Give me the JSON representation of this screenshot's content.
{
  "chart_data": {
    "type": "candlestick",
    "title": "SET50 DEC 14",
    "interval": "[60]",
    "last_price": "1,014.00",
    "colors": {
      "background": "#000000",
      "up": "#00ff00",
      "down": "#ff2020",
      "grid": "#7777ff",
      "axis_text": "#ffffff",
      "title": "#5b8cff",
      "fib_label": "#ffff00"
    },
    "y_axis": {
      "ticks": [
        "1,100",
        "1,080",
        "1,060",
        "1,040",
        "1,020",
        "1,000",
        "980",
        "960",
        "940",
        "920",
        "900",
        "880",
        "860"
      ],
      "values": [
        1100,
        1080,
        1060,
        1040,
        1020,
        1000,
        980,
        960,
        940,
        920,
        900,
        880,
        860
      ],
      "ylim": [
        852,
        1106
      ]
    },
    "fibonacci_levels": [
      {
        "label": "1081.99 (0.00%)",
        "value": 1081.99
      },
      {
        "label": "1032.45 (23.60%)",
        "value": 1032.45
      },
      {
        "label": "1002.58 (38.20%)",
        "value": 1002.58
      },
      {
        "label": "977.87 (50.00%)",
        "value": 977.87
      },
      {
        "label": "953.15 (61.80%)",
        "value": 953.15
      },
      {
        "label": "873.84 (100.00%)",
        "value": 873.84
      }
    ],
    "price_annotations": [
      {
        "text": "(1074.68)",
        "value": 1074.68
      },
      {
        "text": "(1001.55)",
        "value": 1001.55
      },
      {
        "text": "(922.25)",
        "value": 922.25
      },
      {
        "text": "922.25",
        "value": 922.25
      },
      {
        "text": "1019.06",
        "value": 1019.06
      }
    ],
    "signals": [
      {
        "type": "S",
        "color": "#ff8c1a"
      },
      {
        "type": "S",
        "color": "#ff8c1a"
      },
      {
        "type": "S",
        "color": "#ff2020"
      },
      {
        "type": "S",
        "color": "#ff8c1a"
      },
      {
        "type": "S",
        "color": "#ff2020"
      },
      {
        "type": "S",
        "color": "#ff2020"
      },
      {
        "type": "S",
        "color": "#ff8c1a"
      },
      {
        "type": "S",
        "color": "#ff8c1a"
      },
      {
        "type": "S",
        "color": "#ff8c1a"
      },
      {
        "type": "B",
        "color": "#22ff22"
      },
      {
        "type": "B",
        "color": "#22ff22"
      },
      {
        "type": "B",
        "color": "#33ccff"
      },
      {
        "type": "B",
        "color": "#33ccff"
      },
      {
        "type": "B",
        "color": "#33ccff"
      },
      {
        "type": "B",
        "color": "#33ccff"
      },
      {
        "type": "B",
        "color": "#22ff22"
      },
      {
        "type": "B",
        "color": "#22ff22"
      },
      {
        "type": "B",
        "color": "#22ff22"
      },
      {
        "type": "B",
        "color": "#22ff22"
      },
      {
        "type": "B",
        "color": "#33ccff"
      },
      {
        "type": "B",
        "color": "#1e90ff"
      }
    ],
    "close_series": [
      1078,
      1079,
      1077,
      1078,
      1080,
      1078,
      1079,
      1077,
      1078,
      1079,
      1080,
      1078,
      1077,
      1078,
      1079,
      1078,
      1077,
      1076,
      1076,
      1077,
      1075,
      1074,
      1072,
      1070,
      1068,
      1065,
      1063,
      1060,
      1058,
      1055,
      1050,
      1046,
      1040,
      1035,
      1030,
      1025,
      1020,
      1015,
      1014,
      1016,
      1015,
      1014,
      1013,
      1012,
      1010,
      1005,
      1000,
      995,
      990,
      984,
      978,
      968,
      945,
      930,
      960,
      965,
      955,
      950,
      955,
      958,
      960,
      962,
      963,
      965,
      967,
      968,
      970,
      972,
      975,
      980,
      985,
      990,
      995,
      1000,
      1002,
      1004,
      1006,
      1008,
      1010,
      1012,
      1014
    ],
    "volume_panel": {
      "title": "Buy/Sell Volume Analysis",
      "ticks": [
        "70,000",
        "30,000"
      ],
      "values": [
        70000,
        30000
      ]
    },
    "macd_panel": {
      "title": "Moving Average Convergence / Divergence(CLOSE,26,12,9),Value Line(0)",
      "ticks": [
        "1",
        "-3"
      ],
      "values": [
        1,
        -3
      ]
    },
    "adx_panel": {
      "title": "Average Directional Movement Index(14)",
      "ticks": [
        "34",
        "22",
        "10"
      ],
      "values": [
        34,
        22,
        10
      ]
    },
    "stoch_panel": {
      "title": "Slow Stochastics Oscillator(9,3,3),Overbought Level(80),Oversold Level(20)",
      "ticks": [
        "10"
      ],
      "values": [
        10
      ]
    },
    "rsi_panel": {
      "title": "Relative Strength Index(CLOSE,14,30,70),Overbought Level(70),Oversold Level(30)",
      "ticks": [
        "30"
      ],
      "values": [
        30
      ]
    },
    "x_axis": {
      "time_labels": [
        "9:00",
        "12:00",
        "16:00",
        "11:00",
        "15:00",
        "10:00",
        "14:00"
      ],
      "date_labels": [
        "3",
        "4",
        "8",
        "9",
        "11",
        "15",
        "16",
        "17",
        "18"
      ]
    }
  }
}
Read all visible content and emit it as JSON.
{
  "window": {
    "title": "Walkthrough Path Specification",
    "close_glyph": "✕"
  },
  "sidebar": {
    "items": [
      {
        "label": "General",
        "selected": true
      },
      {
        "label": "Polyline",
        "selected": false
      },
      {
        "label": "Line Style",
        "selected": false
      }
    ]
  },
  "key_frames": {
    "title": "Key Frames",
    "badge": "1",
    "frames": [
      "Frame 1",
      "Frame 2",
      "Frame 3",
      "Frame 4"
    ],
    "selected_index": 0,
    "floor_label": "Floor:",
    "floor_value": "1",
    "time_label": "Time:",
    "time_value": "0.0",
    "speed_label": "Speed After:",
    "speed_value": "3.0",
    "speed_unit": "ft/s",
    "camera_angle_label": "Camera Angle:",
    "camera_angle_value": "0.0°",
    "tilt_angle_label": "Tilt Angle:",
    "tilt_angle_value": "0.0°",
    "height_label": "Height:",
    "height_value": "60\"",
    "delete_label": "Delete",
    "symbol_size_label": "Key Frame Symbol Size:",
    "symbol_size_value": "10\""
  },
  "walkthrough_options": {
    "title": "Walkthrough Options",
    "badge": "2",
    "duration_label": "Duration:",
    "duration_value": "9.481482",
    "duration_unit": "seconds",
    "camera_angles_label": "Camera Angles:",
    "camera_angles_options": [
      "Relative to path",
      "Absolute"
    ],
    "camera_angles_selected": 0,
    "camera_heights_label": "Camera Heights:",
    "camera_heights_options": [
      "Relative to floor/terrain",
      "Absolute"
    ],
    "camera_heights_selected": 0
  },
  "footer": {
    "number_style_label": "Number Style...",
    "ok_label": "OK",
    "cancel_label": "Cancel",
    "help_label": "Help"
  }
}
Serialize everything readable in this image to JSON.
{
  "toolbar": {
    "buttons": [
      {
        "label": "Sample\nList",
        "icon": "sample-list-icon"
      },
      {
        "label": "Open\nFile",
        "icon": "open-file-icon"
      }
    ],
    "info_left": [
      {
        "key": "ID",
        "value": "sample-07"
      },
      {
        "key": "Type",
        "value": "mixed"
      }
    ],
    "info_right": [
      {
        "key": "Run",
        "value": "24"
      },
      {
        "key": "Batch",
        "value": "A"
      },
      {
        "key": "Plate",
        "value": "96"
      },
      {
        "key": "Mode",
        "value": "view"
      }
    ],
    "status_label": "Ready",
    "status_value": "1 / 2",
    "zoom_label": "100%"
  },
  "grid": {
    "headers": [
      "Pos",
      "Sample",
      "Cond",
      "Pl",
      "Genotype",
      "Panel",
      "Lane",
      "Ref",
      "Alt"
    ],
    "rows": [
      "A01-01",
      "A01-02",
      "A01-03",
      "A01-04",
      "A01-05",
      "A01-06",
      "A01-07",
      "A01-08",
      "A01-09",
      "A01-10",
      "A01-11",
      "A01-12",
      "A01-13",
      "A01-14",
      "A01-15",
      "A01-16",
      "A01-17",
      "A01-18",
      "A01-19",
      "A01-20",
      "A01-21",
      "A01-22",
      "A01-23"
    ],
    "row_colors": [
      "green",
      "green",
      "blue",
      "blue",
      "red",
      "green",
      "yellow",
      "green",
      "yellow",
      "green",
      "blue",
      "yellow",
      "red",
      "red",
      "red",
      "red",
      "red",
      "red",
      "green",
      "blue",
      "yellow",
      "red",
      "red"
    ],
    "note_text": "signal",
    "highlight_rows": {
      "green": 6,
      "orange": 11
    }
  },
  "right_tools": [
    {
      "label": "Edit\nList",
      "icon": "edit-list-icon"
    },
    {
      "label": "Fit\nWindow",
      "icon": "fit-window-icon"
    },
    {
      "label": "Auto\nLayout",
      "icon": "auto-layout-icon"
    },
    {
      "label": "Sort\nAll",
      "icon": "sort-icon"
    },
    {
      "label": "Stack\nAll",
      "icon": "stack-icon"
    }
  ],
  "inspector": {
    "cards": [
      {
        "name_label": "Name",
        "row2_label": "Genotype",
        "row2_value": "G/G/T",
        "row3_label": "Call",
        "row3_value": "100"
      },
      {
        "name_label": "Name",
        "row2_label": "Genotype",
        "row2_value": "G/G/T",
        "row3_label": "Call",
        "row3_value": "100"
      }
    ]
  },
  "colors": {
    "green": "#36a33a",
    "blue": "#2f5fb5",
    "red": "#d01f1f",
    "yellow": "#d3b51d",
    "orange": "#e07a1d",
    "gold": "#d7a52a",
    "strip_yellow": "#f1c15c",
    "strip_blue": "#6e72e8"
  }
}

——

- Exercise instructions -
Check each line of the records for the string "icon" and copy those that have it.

- Solution -
        "icon": "sample-list-icon"
        "icon": "open-file-icon"
      "icon": "edit-list-icon"
      "icon": "fit-window-icon"
      "icon": "auto-layout-icon"
      "icon": "sort-icon"
      "icon": "stack-icon"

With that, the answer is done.